◆ **WHAT IS EXPECTED**:
Repeat every line of the data exactly, but not the pictures.

◆ **RECORDS TO PROCESS**:
%%
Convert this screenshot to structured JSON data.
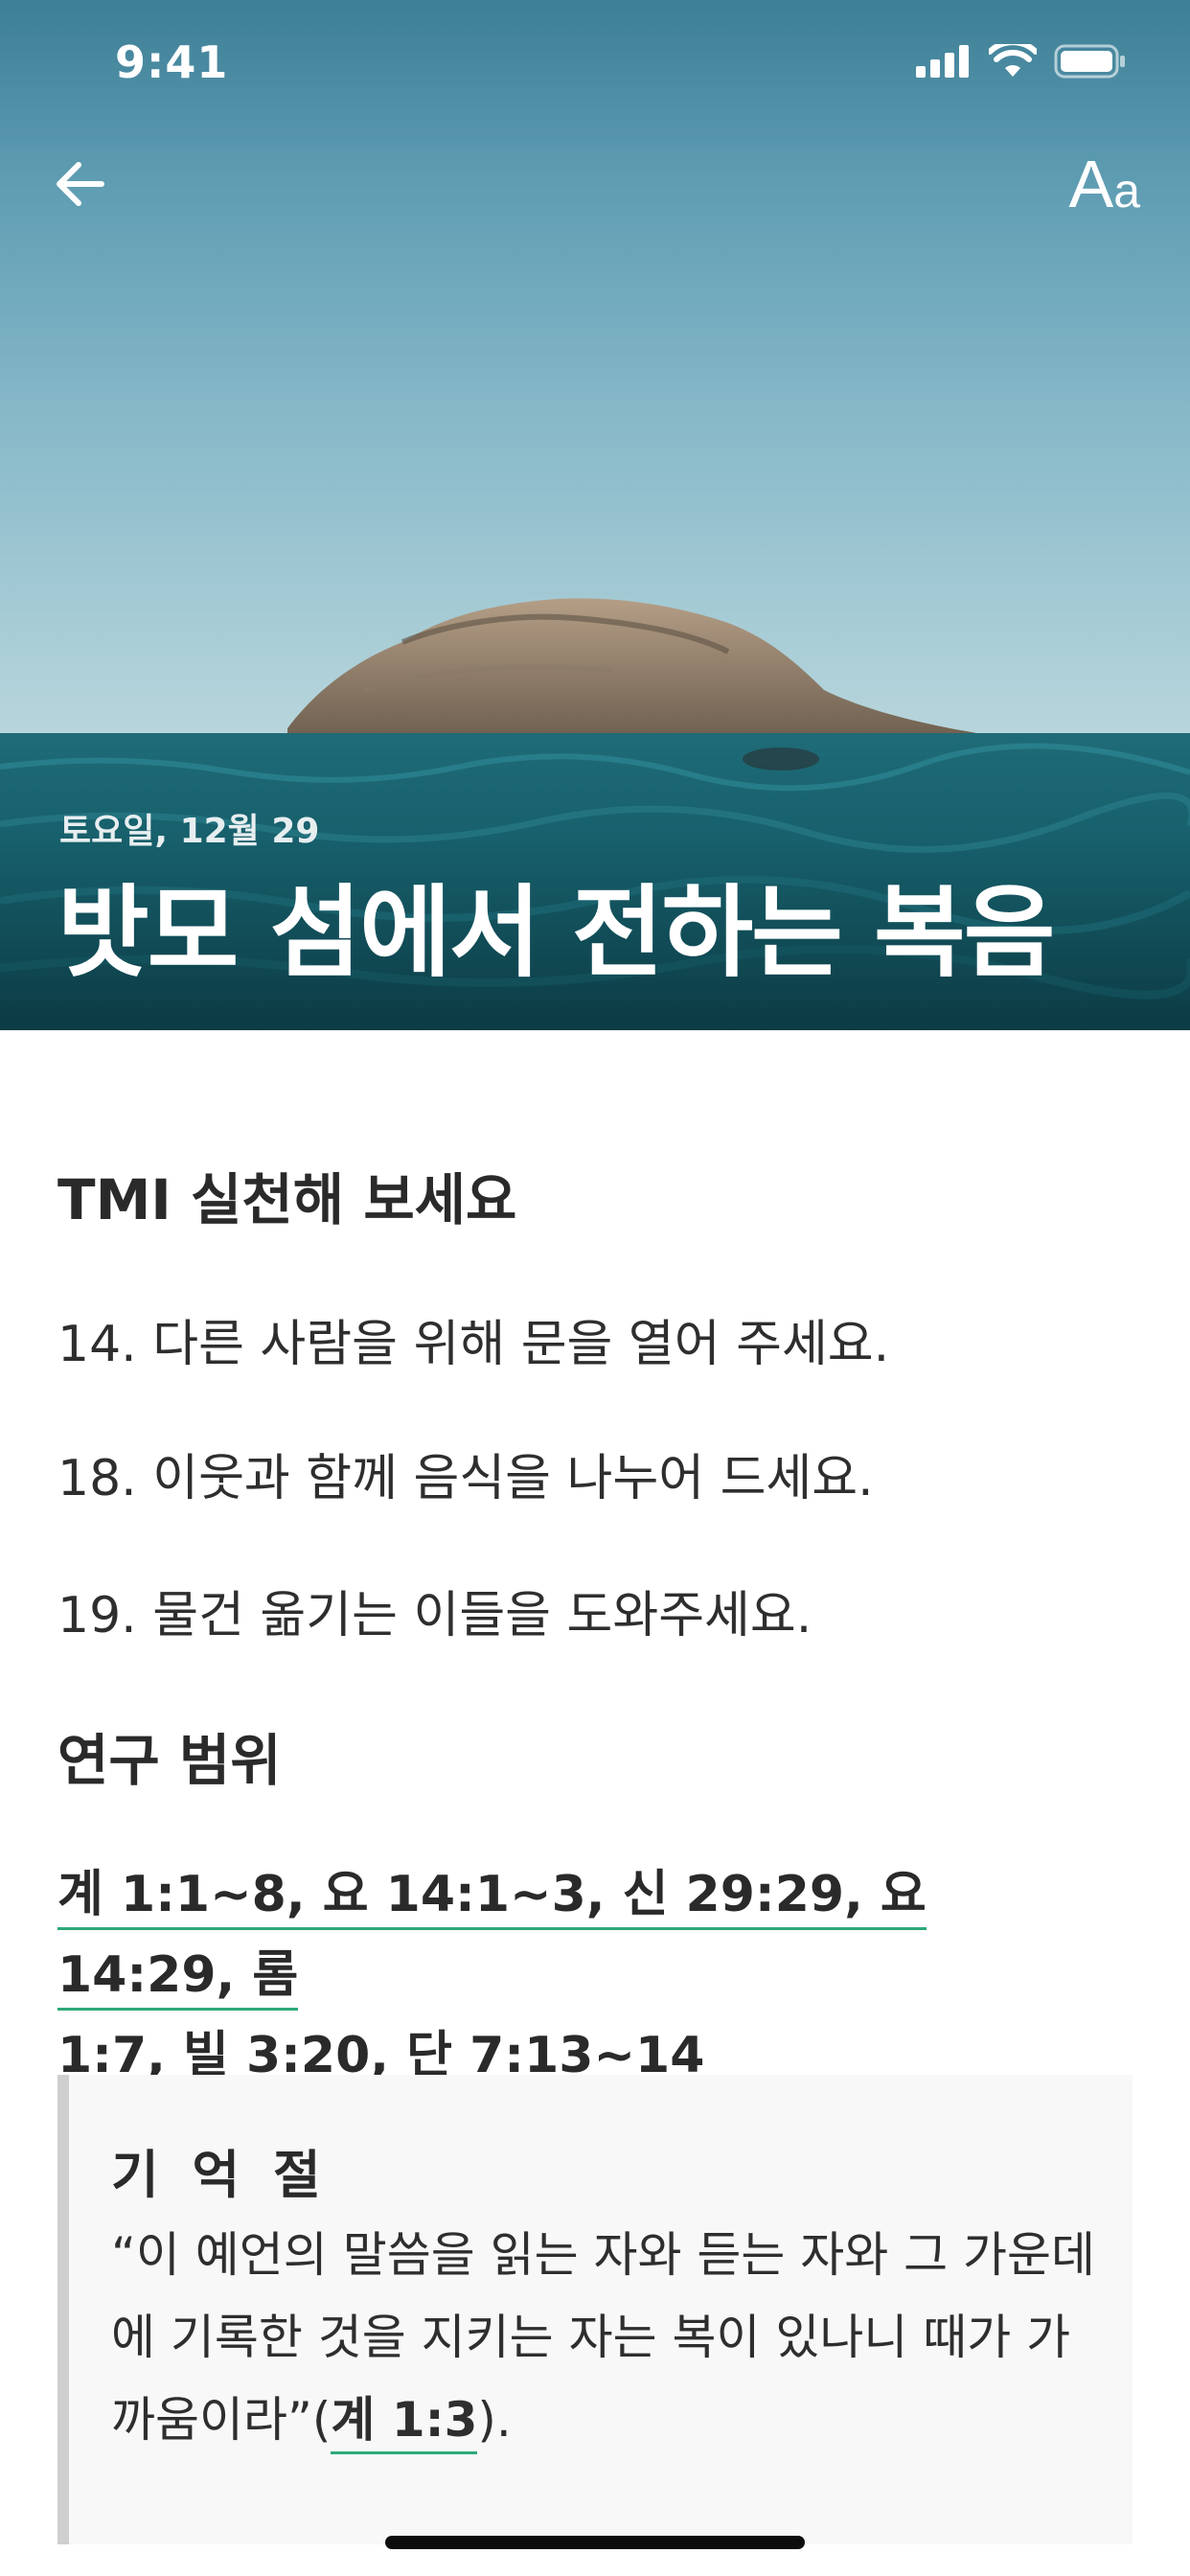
{
  "status_bar": {
    "time": "9:41",
    "icons": [
      "signal-icon",
      "wifi-icon",
      "battery-icon"
    ]
  },
  "nav": {
    "back_icon": "arrow-left-icon",
    "font_size_label_big": "A",
    "font_size_label_small": "a"
  },
  "hero": {
    "date": "토요일, 12월 29",
    "title": "밧모 섬에서 전하는 복음"
  },
  "tmi": {
    "heading": "TMI 실천해 보세요",
    "items": [
      "14. 다른 사람을 위해 문을 열어 주세요.",
      "18. 이웃과 함께 음식을 나누어 드세요.",
      "19. 물건 옮기는 이들을 도와주세요."
    ]
  },
  "study": {
    "heading": "연구 범위",
    "references_line1": "계 1:1~8, 요 14:1~3, 신 29:29, 요 14:29, 롬",
    "references_line2": "1:7, 빌 3:20, 단 7:13~14"
  },
  "memory_verse": {
    "title": "기 억 절",
    "text": "“이 예언의 말씀을 읽는 자와 듣는 자와 그 가운데에 기록한 것을 지키는 자는 복이 있나니 때가 가까움이라”(",
    "reference": "계 1:3",
    "closing": ")."
  },
  "colors": {
    "accent_underline": "#2ea97a",
    "quote_border": "#cfcfcf",
    "quote_background": "#f8f8f8"
  }
}
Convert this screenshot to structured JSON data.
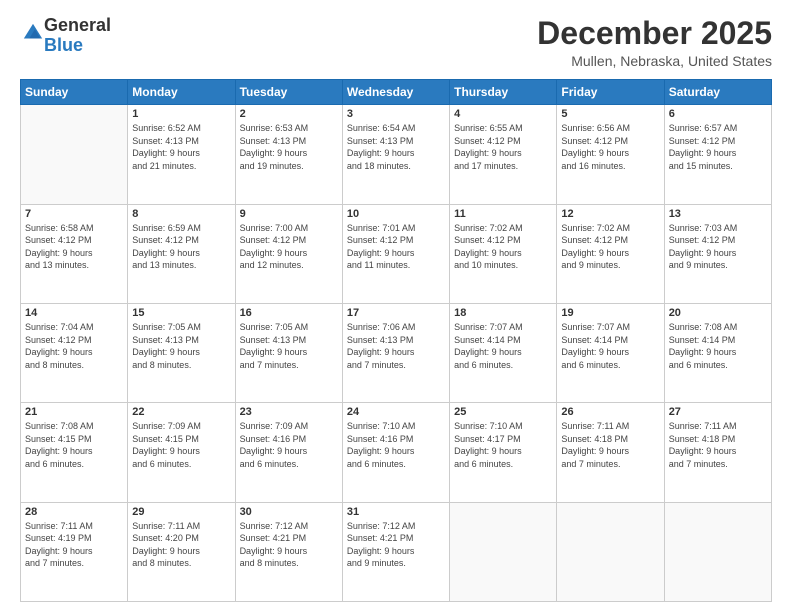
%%
◆ **EXERCISE ANSWER**:
Convert this screenshot to structured JSON data.
{
  "status_bar": {
    "time": "9:41",
    "icons": [
      "signal-icon",
      "wifi-icon",
      "battery-icon"
    ]
  },
  "nav": {
    "back_icon": "arrow-left-icon",
    "font_size_label_big": "A",
    "font_size_label_small": "a"
  },
  "hero": {
    "date": "토요일, 12월 29",
    "title": "밧모 섬에서 전하는 복음"
  },
  "tmi": {
    "heading": "TMI 실천해 보세요",
    "items": [
      "14. 다른 사람을 위해 문을 열어 주세요.",
      "18. 이웃과 함께 음식을 나누어 드세요.",
      "19. 물건 옮기는 이들을 도와주세요."
    ]
  },
  "study": {
    "heading": "연구 범위",
    "references_line1": "계 1:1~8, 요 14:1~3, 신 29:29, 요 14:29, 롬",
    "references_line2": "1:7, 빌 3:20, 단 7:13~14"
  },
  "memory_verse": {
    "title": "기 억 절",
    "text": "“이 예언의 말씀을 읽는 자와 듣는 자와 그 가운데에 기록한 것을 지키는 자는 복이 있나니 때가 가까움이라”(",
    "reference": "계 1:3",
    "closing": ")."
  },
  "colors": {
    "accent_underline": "#2ea97a",
    "quote_border": "#cfcfcf",
    "quote_background": "#f8f8f8"
  }
}
Convert this screenshot to structured JSON data.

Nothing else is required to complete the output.